It's going to be very hard to reconcile that and that's the reason why I've urged all of them to look at their forces, but to also look to increase their defense spending so that there will not be a growing gap between the United States' capability and that of our allies. So that if joint action is required, we will not have a mismatch in capability and with negative consequences.
Oakes: A couple of quick issues. Could I have your assessment of the terrorist threat to the Sydney Olympic Games?
Cohen: Well, it's hard for me to make such an assessment. I think any time you have a gathering, a world-class gathering of sports types of activities, that there's always an attraction there for groups, or individuals, who would seek to destroy the purpose of the Olympics themselves. I think you have to be on guard. I'm satisfied there will be extraordinary security precautions taken, much as there have been in other parts of the world where these are held.
Oakes: And are you confident that Australia's forces are up to the task?
Cohen: Oh, I think Australian forces will be more than up to the task.
Oakes: Now, have you had any word on progress in the Middle East talks in Washington?
Cohen: Oh, it continues to be a very vigorous discussion and dialogue at Camp David. I can't report any progress that has not already been reported on the national news.
Oakes: A final issue, you mentioned North Korea. Has the threat from North Korea subsided? Do you still class it as a rogue state?
Cohen: Go ahead, I'm sorry.

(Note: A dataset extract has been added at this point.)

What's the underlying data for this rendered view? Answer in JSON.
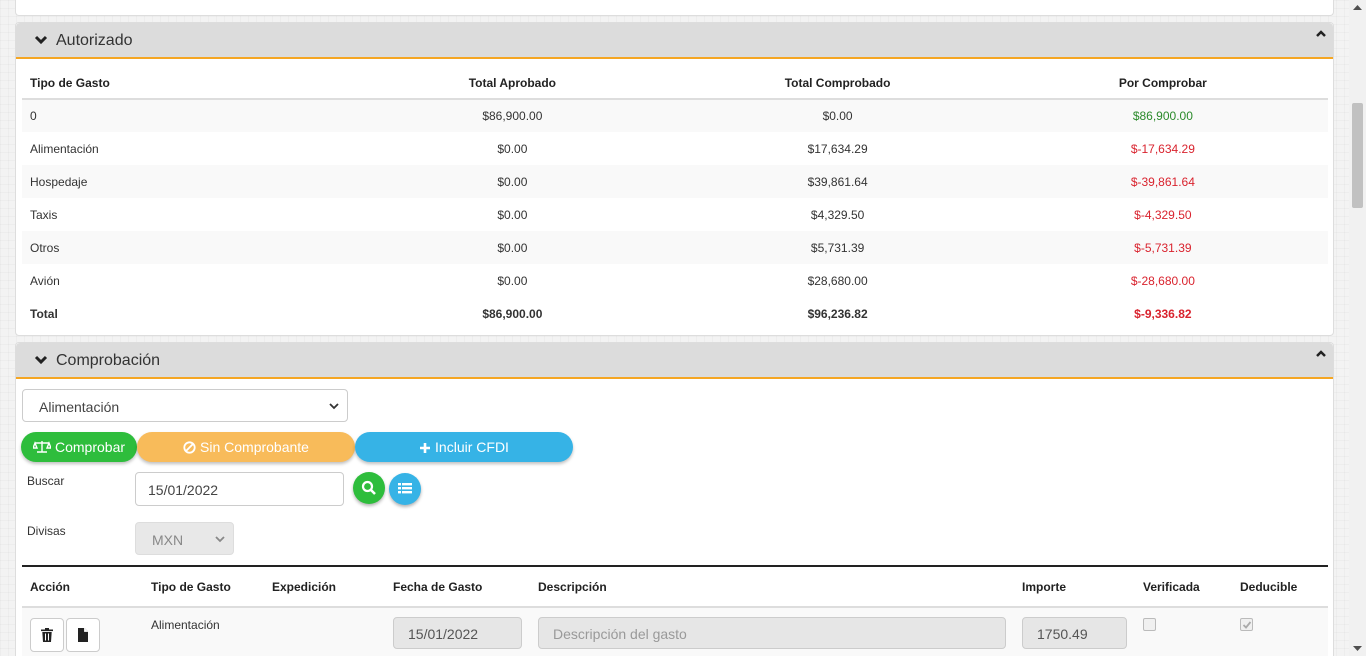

Oakes: And -- I was going to add, there've been talks between the U.S. and North Korea about the missile program. What progress there?
Cohen: Well, they have so far suspended the actual testing, flight-testing, of the missiles, but their testing at sub-levels still continues. We have to be concerned about that. We are very encouraged by the summit that occurred. But we cannot afford to drop our guard, or have the South Koreans drop their guard, until such time as we see how this is going to unfold in the future. It's a very good sign, but we have to see what the follow-through is going to be. In the meantime, we have to maintain vigilance.
Oakes: But do you see a light at the end of the tunnel? Do you see the day when American forces will be pulled out of Korea?
Cohen: Well, that, as President Kim of South Korea has indicated, even if there should be some kind of a unification, a federation, confederation, whatever the ultimate solution is going to be, that they would -- that President Kim would anticipate that American forces would remain there, at whatever level will be determined in the future. But he foresees a time when we will have a presence there for the indefinite future, so that we can help maintain stability throughout the Asia Pacific region.
Oakes: Mr. Cohen, we thank you.
Cohen: Thank you very much.
Oakes: Back to you, Jim.
Presenter: Thank you, Laurie. U.S. Defense Secretary William Cohen talking with Laurie Oakes.